◆ How to complete this task
Scan the records for the word "rest". Report each line where it occurs.

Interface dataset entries
--- START ---
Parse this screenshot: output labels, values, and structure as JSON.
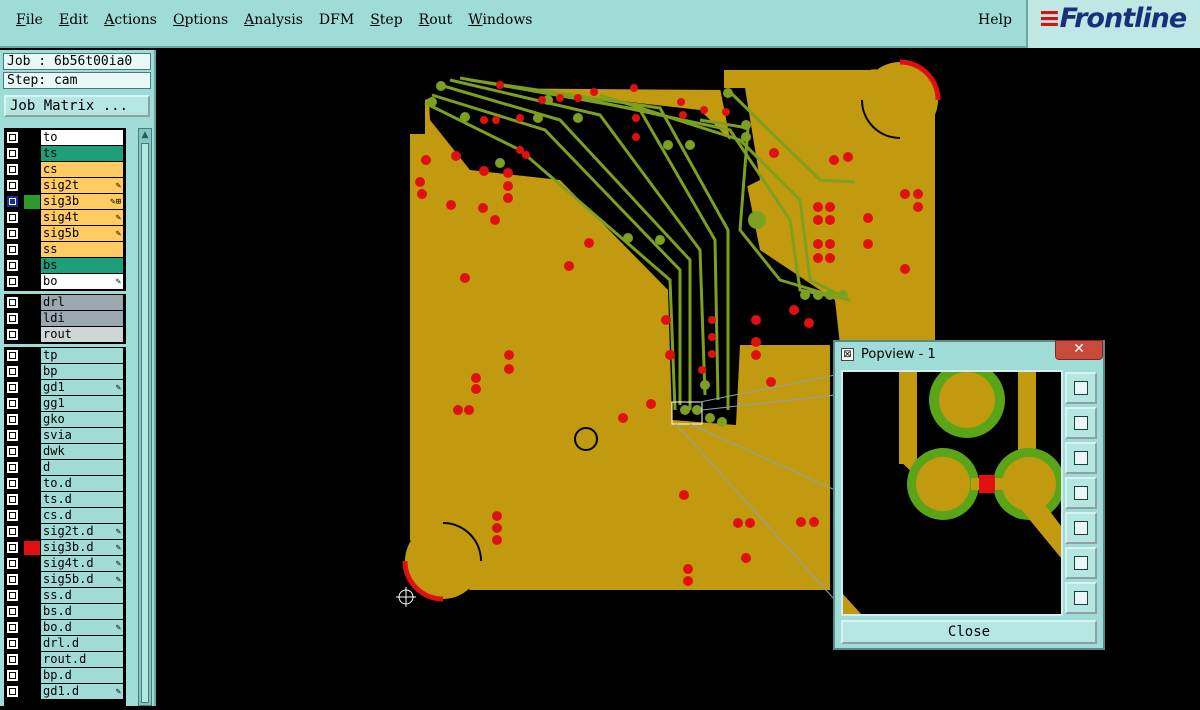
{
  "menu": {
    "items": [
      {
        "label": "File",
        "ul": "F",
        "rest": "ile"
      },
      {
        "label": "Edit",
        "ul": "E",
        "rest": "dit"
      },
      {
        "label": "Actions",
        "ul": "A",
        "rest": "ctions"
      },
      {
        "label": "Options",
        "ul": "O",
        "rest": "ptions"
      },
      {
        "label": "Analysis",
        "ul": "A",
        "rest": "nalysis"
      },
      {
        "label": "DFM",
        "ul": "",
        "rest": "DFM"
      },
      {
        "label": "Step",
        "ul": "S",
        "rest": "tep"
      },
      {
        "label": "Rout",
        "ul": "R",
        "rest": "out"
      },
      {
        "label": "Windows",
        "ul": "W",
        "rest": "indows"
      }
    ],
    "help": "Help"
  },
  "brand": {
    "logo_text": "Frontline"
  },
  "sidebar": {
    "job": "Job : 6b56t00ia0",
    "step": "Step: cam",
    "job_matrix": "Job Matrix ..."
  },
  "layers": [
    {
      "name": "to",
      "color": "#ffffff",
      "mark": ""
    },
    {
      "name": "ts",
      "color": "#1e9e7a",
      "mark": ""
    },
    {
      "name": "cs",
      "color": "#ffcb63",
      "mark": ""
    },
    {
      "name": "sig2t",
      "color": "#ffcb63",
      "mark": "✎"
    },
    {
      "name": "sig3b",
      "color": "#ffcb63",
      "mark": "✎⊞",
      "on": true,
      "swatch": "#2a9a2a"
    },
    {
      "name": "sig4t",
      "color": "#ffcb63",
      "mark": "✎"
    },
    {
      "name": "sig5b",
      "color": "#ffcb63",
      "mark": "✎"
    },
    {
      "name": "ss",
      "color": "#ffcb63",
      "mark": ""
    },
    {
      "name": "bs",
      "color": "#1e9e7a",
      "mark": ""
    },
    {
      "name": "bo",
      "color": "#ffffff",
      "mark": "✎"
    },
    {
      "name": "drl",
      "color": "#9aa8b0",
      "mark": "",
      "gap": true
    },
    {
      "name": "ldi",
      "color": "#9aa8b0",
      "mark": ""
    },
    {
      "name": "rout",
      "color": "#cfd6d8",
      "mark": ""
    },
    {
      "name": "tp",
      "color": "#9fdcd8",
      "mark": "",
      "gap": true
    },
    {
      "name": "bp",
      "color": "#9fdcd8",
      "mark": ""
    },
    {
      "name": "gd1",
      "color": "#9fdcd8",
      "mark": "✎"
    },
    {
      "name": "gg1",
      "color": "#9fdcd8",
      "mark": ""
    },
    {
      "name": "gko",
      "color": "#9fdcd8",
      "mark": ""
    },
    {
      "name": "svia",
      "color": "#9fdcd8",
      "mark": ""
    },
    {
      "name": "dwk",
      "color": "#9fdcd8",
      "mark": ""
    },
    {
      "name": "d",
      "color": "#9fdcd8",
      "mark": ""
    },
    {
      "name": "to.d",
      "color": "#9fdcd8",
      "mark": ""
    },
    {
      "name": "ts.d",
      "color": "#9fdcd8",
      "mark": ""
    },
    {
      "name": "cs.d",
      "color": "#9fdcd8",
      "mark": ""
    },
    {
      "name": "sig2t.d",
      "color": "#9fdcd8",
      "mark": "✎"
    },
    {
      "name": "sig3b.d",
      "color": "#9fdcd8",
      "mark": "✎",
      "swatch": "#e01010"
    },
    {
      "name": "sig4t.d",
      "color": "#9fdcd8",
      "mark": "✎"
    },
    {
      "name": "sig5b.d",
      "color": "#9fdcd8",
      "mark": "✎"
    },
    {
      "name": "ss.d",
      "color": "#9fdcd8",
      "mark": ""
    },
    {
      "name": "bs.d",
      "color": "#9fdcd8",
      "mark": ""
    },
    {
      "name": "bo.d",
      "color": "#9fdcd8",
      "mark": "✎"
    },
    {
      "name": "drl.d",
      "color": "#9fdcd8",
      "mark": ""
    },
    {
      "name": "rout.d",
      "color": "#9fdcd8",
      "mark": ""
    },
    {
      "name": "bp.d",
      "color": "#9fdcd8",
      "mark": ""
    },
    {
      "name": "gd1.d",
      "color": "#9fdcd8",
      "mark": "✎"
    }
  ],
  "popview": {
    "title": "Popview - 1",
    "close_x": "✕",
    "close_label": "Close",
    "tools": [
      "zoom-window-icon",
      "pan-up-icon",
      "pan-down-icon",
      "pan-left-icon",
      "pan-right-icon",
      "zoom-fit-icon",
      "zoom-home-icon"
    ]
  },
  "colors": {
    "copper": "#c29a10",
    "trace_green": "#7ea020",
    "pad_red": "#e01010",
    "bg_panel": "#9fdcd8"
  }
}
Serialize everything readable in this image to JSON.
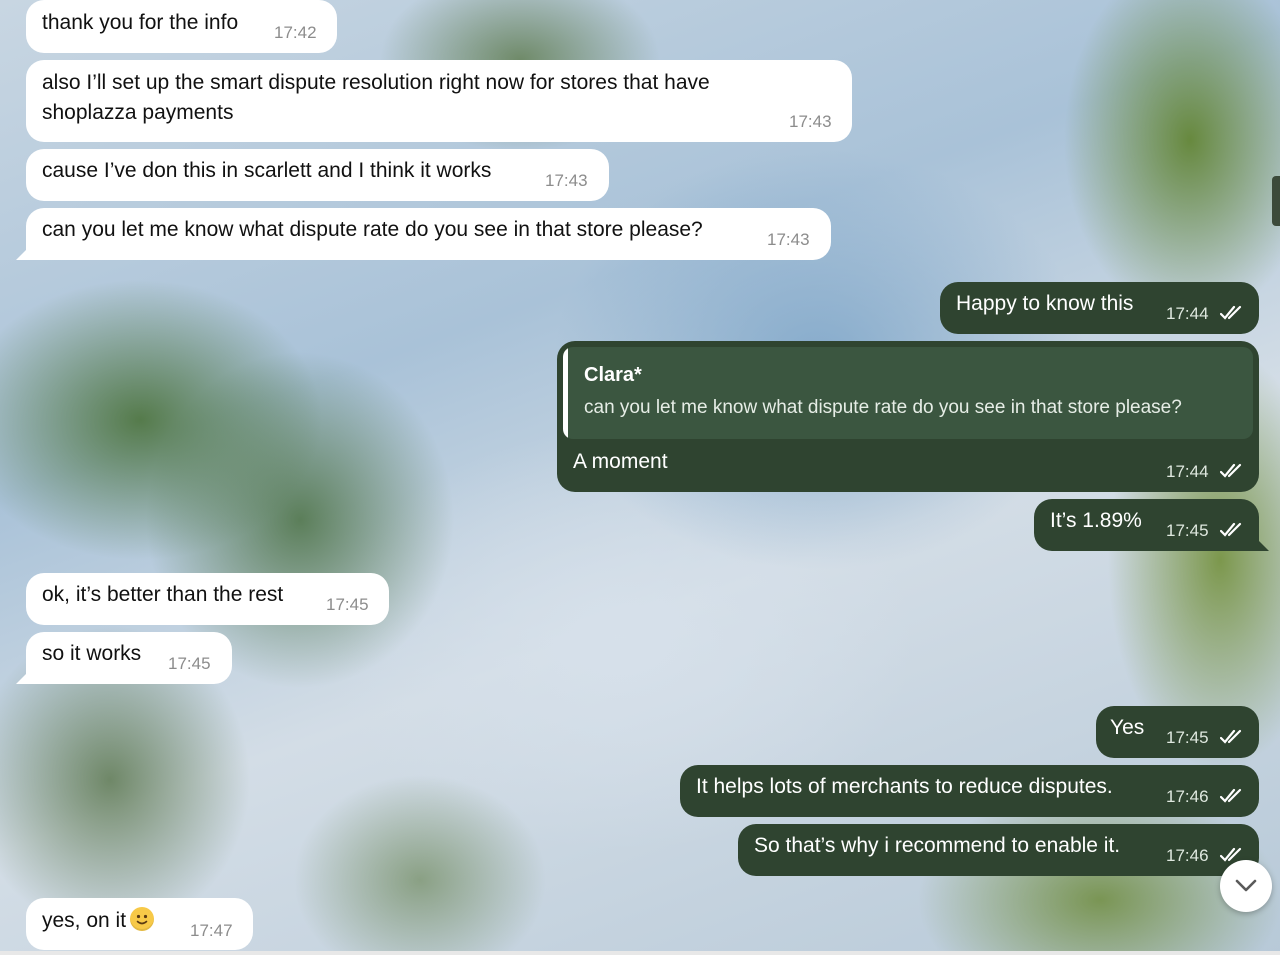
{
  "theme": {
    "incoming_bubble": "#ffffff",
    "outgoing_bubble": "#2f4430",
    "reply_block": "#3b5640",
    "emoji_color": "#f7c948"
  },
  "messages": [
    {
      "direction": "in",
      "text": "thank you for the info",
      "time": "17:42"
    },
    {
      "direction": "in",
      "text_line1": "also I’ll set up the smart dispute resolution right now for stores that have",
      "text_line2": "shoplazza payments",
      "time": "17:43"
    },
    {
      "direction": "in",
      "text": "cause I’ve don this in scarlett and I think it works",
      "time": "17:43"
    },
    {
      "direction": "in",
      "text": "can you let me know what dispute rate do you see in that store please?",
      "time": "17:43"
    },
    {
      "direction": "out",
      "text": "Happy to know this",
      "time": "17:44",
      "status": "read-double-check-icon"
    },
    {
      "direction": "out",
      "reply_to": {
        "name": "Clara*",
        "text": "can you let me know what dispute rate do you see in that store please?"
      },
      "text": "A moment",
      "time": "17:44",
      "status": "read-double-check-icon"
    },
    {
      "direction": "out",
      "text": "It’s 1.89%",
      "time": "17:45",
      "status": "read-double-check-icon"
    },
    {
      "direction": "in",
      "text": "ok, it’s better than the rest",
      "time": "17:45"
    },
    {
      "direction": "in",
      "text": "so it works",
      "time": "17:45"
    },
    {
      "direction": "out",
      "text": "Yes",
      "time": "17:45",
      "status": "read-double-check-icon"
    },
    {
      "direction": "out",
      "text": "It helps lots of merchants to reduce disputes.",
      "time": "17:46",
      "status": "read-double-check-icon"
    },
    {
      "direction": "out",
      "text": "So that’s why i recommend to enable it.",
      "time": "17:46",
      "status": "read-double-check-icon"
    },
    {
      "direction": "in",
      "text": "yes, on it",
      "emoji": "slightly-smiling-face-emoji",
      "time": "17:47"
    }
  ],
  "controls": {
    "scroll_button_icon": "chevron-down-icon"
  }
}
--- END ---
◆ Solution
        "rest": "ile"
        "rest": "dit"
        "rest": "ctions"
        "rest": "ptions"
        "rest": "nalysis"
        "rest": "DFM"
        "rest": "tep"
        "rest": "out"
        "rest": "indows"
      "text": "ok, it’s better than the rest",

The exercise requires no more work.